- Required action:
Those lines of the following listing which contain the string "data" should be returned.
▶
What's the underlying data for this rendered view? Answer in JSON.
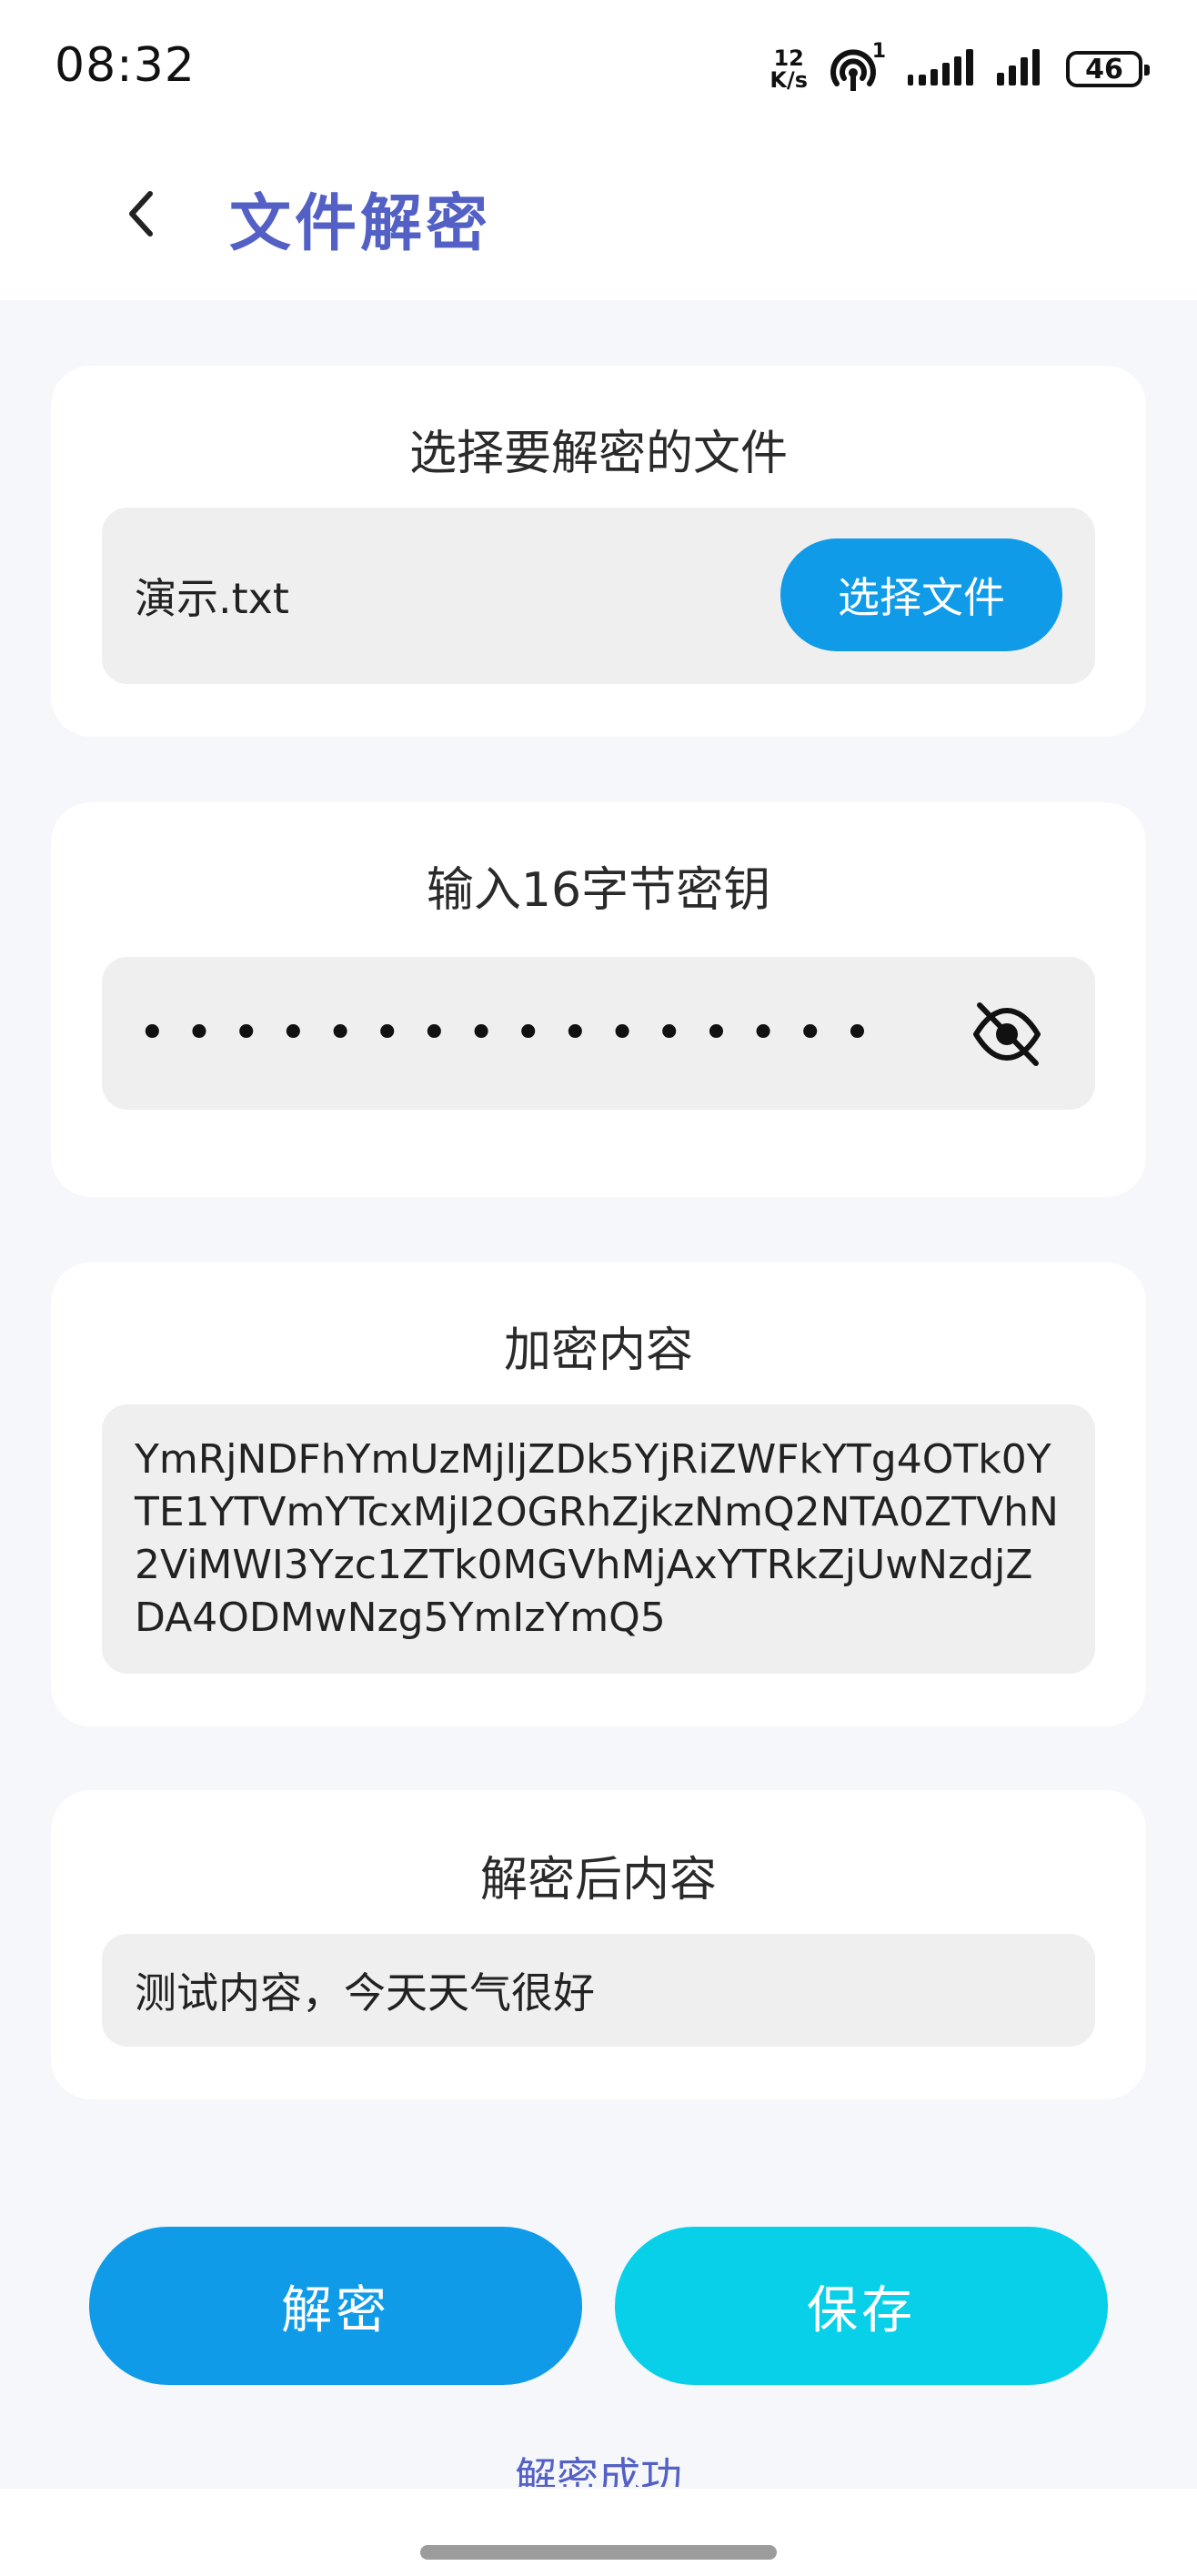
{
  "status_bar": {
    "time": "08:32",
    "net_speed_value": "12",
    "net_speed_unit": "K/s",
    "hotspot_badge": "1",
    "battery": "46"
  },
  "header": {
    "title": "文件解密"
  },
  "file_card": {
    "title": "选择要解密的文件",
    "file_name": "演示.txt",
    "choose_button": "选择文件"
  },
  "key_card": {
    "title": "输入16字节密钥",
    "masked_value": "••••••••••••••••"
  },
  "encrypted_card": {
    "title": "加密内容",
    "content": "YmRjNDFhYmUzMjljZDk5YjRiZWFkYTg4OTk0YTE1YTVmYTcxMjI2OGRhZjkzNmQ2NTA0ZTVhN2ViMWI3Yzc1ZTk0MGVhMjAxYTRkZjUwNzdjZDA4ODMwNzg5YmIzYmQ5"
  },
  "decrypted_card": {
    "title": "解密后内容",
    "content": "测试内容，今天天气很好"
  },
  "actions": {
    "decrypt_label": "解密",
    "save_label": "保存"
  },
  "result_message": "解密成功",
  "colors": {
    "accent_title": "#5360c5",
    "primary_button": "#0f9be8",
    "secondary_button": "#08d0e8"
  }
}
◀
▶
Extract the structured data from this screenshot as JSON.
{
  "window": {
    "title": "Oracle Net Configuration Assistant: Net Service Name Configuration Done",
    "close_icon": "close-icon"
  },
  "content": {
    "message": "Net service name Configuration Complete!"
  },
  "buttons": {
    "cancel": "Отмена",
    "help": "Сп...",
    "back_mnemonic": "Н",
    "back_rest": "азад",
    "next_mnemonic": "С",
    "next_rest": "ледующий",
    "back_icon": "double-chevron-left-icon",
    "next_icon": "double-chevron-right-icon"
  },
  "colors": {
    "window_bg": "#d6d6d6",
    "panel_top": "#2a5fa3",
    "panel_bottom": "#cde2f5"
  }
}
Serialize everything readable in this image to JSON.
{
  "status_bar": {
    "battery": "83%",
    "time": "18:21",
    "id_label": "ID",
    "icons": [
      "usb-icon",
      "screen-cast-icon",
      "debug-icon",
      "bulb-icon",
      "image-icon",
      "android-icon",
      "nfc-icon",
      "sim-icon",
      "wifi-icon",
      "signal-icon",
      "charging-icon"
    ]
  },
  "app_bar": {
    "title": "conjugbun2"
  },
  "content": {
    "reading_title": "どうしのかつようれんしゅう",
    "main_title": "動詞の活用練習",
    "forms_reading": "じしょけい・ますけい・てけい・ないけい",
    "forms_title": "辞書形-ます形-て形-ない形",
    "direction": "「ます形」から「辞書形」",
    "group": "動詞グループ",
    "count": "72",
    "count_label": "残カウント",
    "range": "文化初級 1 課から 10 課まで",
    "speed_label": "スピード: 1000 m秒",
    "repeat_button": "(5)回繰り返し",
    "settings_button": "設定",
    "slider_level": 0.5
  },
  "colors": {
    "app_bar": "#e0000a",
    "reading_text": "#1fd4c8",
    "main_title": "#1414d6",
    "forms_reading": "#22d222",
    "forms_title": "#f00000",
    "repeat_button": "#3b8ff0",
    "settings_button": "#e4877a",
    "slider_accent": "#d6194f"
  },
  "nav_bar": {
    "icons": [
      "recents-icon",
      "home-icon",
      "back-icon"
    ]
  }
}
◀
- Written response:
What's the underlying data for this rendered view? Answer in JSON.
Extract the structured data from this screenshot as JSON.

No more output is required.